PROBLEM. Without changing a single word, output each entry.

DATA LISTING.
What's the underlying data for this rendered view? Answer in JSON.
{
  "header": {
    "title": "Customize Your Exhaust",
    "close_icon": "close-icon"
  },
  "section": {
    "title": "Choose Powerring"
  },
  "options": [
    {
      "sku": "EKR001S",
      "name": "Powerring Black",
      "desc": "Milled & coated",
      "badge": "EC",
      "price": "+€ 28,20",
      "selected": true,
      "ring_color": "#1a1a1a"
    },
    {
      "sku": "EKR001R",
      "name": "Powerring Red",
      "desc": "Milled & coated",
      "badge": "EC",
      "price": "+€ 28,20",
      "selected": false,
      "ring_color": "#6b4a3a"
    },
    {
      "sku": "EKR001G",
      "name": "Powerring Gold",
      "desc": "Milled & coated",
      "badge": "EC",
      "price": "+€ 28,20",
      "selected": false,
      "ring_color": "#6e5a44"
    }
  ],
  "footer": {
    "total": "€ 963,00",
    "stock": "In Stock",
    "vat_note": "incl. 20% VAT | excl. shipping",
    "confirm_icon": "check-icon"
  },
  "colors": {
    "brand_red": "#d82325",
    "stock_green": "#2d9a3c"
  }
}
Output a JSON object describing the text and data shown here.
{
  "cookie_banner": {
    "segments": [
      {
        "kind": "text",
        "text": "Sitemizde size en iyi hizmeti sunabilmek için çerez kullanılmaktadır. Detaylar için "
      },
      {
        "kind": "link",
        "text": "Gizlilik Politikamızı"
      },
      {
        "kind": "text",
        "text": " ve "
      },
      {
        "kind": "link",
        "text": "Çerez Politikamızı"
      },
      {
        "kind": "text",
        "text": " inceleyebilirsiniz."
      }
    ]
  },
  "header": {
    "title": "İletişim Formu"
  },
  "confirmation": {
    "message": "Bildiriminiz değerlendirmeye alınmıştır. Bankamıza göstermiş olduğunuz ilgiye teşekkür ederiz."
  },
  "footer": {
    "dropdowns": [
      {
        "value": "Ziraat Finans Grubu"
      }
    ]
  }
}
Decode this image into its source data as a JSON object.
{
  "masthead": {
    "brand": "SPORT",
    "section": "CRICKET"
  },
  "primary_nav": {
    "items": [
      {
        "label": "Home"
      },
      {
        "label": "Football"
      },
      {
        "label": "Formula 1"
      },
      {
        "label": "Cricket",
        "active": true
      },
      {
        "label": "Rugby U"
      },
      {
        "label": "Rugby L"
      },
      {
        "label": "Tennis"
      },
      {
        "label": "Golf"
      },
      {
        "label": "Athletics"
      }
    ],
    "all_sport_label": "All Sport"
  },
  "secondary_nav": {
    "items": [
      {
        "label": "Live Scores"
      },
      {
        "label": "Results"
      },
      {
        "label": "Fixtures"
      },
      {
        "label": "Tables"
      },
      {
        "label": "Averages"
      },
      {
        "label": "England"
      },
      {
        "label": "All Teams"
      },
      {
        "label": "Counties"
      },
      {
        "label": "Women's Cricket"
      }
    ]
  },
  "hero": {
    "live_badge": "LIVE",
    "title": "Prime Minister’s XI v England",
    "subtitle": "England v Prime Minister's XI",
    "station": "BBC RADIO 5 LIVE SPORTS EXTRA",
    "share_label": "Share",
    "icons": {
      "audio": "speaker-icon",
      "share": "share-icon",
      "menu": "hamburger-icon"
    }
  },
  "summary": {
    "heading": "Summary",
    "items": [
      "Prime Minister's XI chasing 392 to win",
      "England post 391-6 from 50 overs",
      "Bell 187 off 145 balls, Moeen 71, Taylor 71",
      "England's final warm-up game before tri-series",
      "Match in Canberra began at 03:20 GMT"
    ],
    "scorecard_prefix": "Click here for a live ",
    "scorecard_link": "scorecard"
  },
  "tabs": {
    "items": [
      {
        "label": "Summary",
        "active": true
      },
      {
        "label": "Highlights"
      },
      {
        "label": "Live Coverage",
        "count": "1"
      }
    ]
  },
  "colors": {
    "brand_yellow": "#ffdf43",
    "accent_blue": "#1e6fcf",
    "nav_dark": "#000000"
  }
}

ANSWER AREA.
What's the underlying data for this rendered view? Answer in JSON.
{
  "header": {
    "title": "Customize Your Exhaust",
    "close_icon": "close-icon"
  },
  "section": {
    "title": "Choose Powerring"
  },
  "options": [
    {
      "sku": "EKR001S",
      "name": "Powerring Black",
      "desc": "Milled & coated",
      "badge": "EC",
      "price": "+€ 28,20",
      "selected": true,
      "ring_color": "#1a1a1a"
    },
    {
      "sku": "EKR001R",
      "name": "Powerring Red",
      "desc": "Milled & coated",
      "badge": "EC",
      "price": "+€ 28,20",
      "selected": false,
      "ring_color": "#6b4a3a"
    },
    {
      "sku": "EKR001G",
      "name": "Powerring Gold",
      "desc": "Milled & coated",
      "badge": "EC",
      "price": "+€ 28,20",
      "selected": false,
      "ring_color": "#6e5a44"
    }
  ],
  "footer": {
    "total": "€ 963,00",
    "stock": "In Stock",
    "vat_note": "incl. 20% VAT | excl. shipping",
    "confirm_icon": "check-icon"
  },
  "colors": {
    "brand_red": "#d82325",
    "stock_green": "#2d9a3c"
  }
}
Output a JSON object describing the text and data shown here.
{
  "cookie_banner": {
    "segments": [
      {
        "kind": "text",
        "text": "Sitemizde size en iyi hizmeti sunabilmek için çerez kullanılmaktadır. Detaylar için "
      },
      {
        "kind": "link",
        "text": "Gizlilik Politikamızı"
      },
      {
        "kind": "text",
        "text": " ve "
      },
      {
        "kind": "link",
        "text": "Çerez Politikamızı"
      },
      {
        "kind": "text",
        "text": " inceleyebilirsiniz."
      }
    ]
  },
  "header": {
    "title": "İletişim Formu"
  },
  "confirmation": {
    "message": "Bildiriminiz değerlendirmeye alınmıştır. Bankamıza göstermiş olduğunuz ilgiye teşekkür ederiz."
  },
  "footer": {
    "dropdowns": [
      {
        "value": "Ziraat Finans Grubu"
      }
    ]
  }
}
Decode this image into its source data as a JSON object.
{
  "masthead": {
    "brand": "SPORT",
    "section": "CRICKET"
  },
  "primary_nav": {
    "items": [
      {
        "label": "Home"
      },
      {
        "label": "Football"
      },
      {
        "label": "Formula 1"
      },
      {
        "label": "Cricket",
        "active": true
      },
      {
        "label": "Rugby U"
      },
      {
        "label": "Rugby L"
      },
      {
        "label": "Tennis"
      },
      {
        "label": "Golf"
      },
      {
        "label": "Athletics"
      }
    ],
    "all_sport_label": "All Sport"
  },
  "secondary_nav": {
    "items": [
      {
        "label": "Live Scores"
      },
      {
        "label": "Results"
      },
      {
        "label": "Fixtures"
      },
      {
        "label": "Tables"
      },
      {
        "label": "Averages"
      },
      {
        "label": "England"
      },
      {
        "label": "All Teams"
      },
      {
        "label": "Counties"
      },
      {
        "label": "Women's Cricket"
      }
    ]
  },
  "hero": {
    "live_badge": "LIVE",
    "title": "Prime Minister’s XI v England",
    "subtitle": "England v Prime Minister's XI",
    "station": "BBC RADIO 5 LIVE SPORTS EXTRA",
    "share_label": "Share",
    "icons": {
      "audio": "speaker-icon",
      "share": "share-icon",
      "menu": "hamburger-icon"
    }
  },
  "summary": {
    "heading": "Summary",
    "items": [
      "Prime Minister's XI chasing 392 to win",
      "England post 391-6 from 50 overs",
      "Bell 187 off 145 balls, Moeen 71, Taylor 71",
      "England's final warm-up game before tri-series",
      "Match in Canberra began at 03:20 GMT"
    ],
    "scorecard_prefix": "Click here for a live ",
    "scorecard_link": "scorecard"
  },
  "tabs": {
    "items": [
      {
        "label": "Summary",
        "active": true
      },
      {
        "label": "Highlights"
      },
      {
        "label": "Live Coverage",
        "count": "1"
      }
    ]
  },
  "colors": {
    "brand_yellow": "#ffdf43",
    "accent_blue": "#1e6fcf",
    "nav_dark": "#000000"
  }
}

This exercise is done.